I can’t say I have a particular aptitude for science, or that I have had years of film experience, but I can proudly say that I was the catalyst for The Science & Entertainment Exchange, or rather my defective pancreas was. When I was eleven I was diagnosed with type 1 diabetes. It’s all a bit of a fog now, but I do know that that particular day changed my parents’ lives forever. My parents, Jerry and Janet Zucker spent the first few months after I was diagnosed buying me presents and basically tending to my every need (it was awesome) but they soon realized that this wasn’t going to cure me, and would most likely turn me into a rather inept teenager. They immediately sprung into action and started Cures Now, a non-profit with the goal of finding cures for diseases through stem cell research. Eager to help, I went from the tween that almost vomited when I had to watch a frog be dissected, to the tween that was pretending to know what I was talking about while casually discussing somatic cell nuclear transfer with Nobel laureates. I’m not going to lie… I was out of my element.
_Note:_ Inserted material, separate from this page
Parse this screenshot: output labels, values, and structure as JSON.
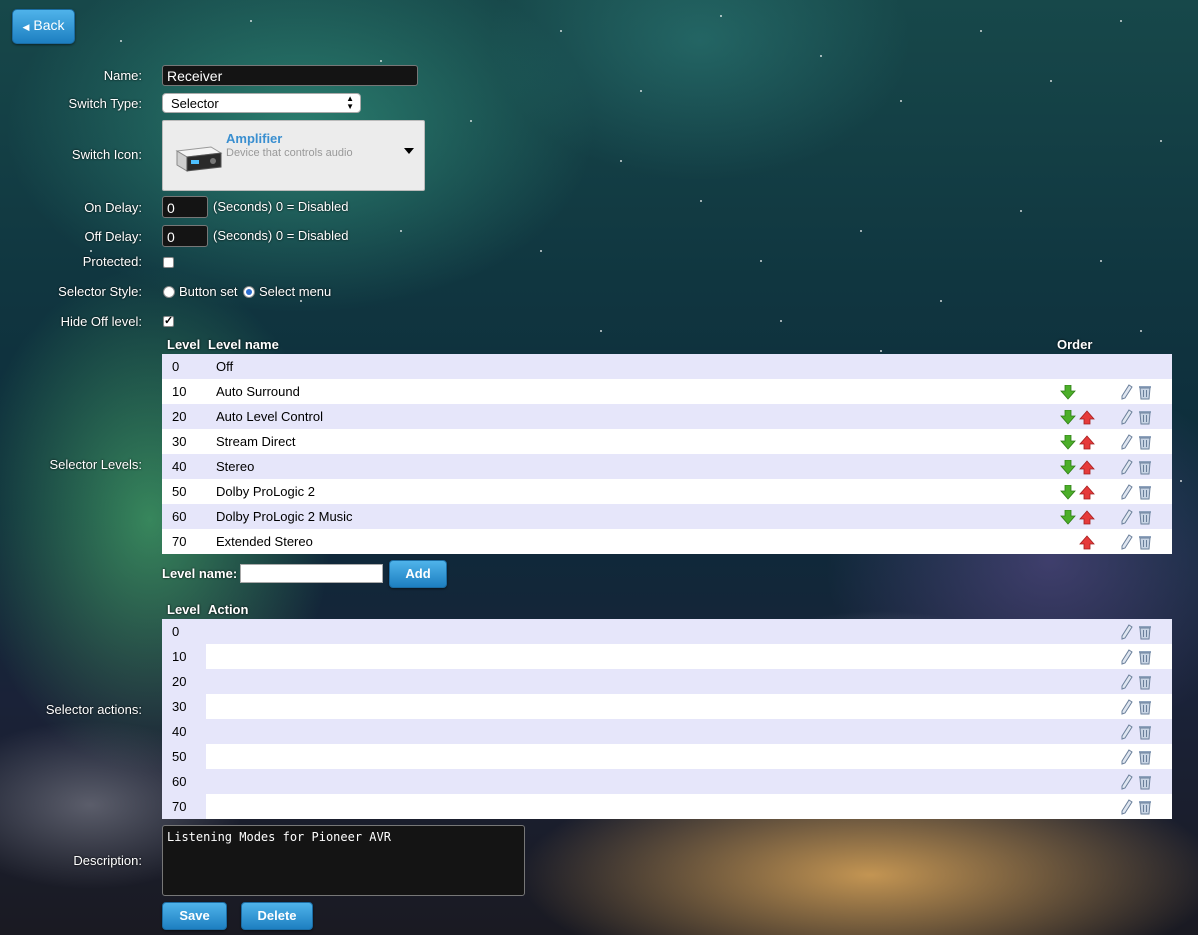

I watched my parents valiantly take on a Republican Congress, and help defeat a draconian anti stem cell bill. At this point the public knew very little about stem cell research. We had opponents everywhere, not just pro-life republicans but pro- choice democrats too. I’ll never forget watching my mother be accosted by another parent at my school potluck. The father of a friend of mine went on a rant about how stem cell research was a slippery slope which was going to end with people growing monstrous creatures out of Petri dishes. This was confusing to me for many reasons, primarily because I couldn’t understand how he could have ever conjured up such a grotesque image, from what in reality were just tiny little cells. In hindsight I realized that a huge factor in my naivety was due to my lack of science fiction consumption. But at that moment it became clear to me why it made sense for my parents to fight this stem cell battle. In fact, their business was partly responsible for the problem, and if negative images of science in film could be powerful, than positive ones could be too. I realized that the contents of my parent’s films could have an impact, and one that reaches beyond twelve year old boys seeing their first naked breast in Airplane.
I recently watched the film Splice. For those of you who have not seen the film, the basic premise is that a scientist (Sarah Polley) decides to splice her own DNA with that of an animal to create a new hybrid species, and things go terribly wrong. So terribly wrong that this thing she created turns into a monster that kills her boyfriend and rapes her, leaving her pregnant with this repulsive creature’s child. When the film finally came to it’s appalling closure, I couldn’t help but be reminded of all of the terrible images people had of stem cell research. Perhaps my friend’s Dad was not so crazy, perhaps he had just been influenced by something he had seen.
The visceral fear I had of that creature was very real. After seeing a movie like that, being afraid of gene splicing (which, by the way, is what created human-based insulin) or even stem cells was not so crazy. The unknown is scary, and it is the entertainment community that bridges the gap between reality and what exists beyond our wildest imaginations.
What I learned through all of this is that Hollywood has real power to move the needle of public opinion. For two hours that the audience is immersed in a world of our creation. With that comes responsibility.
Katie Zucker attended NYU and is currently working as a creative executive at Zucker Productions.
Image credit: Warner Brothers (Splice)